How long is too long? 4 ways to win the waiting game.
How long is too long to make a customer wait?
Are they on the phone, in person, or online? For each situation, you should have a strategy for how responsive you aim to be.
Because people hate to wait. Moms really, really hate to wait. Just like "dog years," a one-minute wait feels about seven times as long to a mom. Why? Because her wait is very often spent with a child in tow, accompanied by a soundtrack that goes something like this: "Howmuchlongermom? CanIpleasegetacupcake? GivemeyourphonesoIcanplayDoodleJump. Ihavetopee. Myarmitchesfromwaiting. Howmuchlongermomthisistakingforever."
The best illustration of how excruciating this waiting with child exercise can be comes from the beloved blogger Catherine Newman who wrote a post about being on a delayed flight with both her small kids in tow. She was especially annoyed by the single passengers who, upon hearing the announcement of another hour delay, exhaled grumpily, leading to Newman's brilliant mental retort: "Oh, sorry you have to spend another hour sitting alone reading your novel while I began my millionth round of tic-tac-toe."
But waits do happen. And the best advice for winning at the waiting game with moms can be summed up in four directives:
#1 Staff up
#2 Return control
#3 Set expectations
#4 Provide value
Here's how it looks in practice:
Scenario 1: Customer on hold

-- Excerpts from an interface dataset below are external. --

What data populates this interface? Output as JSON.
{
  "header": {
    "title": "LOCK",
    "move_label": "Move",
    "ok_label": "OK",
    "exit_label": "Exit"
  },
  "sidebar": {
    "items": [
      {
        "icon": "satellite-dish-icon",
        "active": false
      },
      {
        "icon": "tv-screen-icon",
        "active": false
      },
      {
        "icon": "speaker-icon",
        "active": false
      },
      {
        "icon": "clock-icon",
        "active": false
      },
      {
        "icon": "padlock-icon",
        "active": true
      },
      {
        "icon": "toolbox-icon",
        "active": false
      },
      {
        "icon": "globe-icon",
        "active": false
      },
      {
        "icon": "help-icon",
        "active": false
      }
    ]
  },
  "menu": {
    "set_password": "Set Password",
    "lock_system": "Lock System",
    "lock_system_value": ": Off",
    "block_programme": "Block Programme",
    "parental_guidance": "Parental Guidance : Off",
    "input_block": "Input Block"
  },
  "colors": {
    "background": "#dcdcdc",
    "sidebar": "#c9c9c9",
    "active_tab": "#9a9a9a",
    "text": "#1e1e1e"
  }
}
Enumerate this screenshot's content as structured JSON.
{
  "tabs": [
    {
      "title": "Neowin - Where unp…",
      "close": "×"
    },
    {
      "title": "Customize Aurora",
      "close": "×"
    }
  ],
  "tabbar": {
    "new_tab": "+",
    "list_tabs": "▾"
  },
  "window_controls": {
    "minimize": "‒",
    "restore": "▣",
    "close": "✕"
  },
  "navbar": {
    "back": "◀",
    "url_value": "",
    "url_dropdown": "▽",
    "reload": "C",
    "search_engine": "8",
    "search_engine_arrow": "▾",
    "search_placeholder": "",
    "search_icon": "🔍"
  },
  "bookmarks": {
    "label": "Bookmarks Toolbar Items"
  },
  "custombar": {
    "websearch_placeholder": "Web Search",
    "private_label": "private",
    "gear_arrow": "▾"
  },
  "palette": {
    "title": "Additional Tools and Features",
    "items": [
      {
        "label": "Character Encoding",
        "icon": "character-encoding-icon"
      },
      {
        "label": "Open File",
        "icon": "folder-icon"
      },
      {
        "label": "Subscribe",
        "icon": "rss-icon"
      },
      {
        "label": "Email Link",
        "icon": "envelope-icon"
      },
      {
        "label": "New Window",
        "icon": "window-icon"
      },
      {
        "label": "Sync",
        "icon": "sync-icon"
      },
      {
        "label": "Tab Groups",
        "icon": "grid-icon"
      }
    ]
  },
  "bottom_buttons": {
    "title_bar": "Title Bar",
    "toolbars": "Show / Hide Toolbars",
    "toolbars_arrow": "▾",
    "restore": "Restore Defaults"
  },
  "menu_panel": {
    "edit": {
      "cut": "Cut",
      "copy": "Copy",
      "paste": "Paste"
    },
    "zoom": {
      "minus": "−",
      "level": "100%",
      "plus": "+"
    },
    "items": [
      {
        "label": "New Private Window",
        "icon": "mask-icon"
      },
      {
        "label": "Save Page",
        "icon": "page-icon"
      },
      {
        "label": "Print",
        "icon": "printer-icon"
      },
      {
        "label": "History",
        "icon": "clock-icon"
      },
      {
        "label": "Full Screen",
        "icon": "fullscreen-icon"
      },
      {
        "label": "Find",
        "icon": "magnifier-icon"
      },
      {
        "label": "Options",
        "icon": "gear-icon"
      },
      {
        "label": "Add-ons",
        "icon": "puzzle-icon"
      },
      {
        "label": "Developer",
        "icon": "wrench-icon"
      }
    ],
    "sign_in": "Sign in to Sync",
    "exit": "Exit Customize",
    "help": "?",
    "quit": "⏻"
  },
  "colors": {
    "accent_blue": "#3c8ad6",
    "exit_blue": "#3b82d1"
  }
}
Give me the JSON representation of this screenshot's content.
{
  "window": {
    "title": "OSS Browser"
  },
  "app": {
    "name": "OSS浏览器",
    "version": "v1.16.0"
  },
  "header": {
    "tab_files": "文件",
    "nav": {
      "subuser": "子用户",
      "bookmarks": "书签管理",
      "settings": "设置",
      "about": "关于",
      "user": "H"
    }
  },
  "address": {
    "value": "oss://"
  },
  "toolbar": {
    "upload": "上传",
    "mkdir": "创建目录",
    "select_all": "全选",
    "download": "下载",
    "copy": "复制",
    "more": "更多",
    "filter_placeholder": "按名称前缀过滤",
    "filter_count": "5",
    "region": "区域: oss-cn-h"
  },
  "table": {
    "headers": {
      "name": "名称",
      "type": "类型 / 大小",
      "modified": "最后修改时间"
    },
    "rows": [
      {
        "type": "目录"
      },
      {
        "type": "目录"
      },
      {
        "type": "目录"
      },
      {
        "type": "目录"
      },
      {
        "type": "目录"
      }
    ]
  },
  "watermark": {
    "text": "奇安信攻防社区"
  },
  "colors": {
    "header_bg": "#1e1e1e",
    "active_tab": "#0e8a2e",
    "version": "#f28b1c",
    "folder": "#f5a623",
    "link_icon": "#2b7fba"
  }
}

You've got a mom on hold waiting to speak to someone at your company. How long can you leave her there? A 2008 report found that the average time wireless customers spend on hold before speaking with a customer service representative was 4.4 minutes. Again, in mom/kid time, that translates to a half hour. And don't kid yourself that the musak makes the time go faster. As one mom posted on Twitter last week:
"Stuck on hold listening to Hawaiian music. It's like I'm on a beach, hating your company."
Ouch. What can you do? If you've already blown it with directive #1 -- and failed to staff up for peak calling times -- then leapfrog to directive #2 and return control to the customer.
Give Moms the opportunity to ask for a call back. Play a message where you apologize for the wait, reiterate your commitment to excellent service, and allow the customer to enter their phone number to request a call back. Then have your very best customer service reps return those calls and offer a discount or extra service to make up for the inconvenience.
Scenario 2: In line
You've got a mom in line waiting to give you money -- a good thing. There are 12 customers in front of her also waiting to give you money -- a really good thing. You want to make sure all 12 of them make it to the register rather than abandoning ship.
Time for directives #3 and #4. Set expectations. If your store tends to have long waits at the cashier, post a sign like they do at Disneyland that predicts how long the line is from that point to the cashier. Somehow knowing what you're signing on for gives you more of a sense of control than a blind-length wait.
Next, provide value. Give moms more merchandise to peruse while in line, an educational video to watch, or samples to try. TJ Maxx is great at this, creating a tunnel of fun gifty items you pass through as you wait in line. I almost never arrive at the cashier without at least one item picked up during this idle time.
Lastly, never, ever give call-in customers priority over in-person customers. Last week I waited 20 minutes for my salad to be made in a virtually empty restaurant because dozens of phone-in orders for a corporate pick-up were in the queue before mine. Even though I didn't have my kids with me, I was furious at being treated like my time was of so little value. My parting words to the manager were "I will never, ever come here again." Ouch again.
Scenario 3: Online
You've got a mom at your website ready to place an order. How many screens must she encounter before she arrives at the desired order confirmation screen? If you don't know, count them. Then evaluate the necessity of each one. Must you really force her to create a username and password? Tick tock. Must she wrestle with the drop-down menu of every country on earth to choose USA, even though 95% of your orders are domestic? Tick tock. How quickly does your site calculate costs, shipping, personalization previews or other things needed to complete a sale? Time it.
And however long it takes, see if you can somehow make it faster. If you can't, offer up something of value to keep her entertained. We did this for client Hawaiian Airlines, creating fun messaging selling different features of the brand to appear during the ticket booking path. It works. Time spent waiting feels diminished when the customer is doing something else during the wait.
Another story to illustrate: an old historic office building received many complaints from tenants about how slow the ancient elevator was. Yet the building was not built to accommodate a modern-day higher-speed elevator. The building management team had an idea. They outfitted the inside of the elevator cars with mirrors so riders could check their lipstick or straighten their ties during the ride. Magically the complaints stopped.
That concludes today's Maternal Journal post, three days late from our normal publishing schedule. Sorry to have kept you waiting...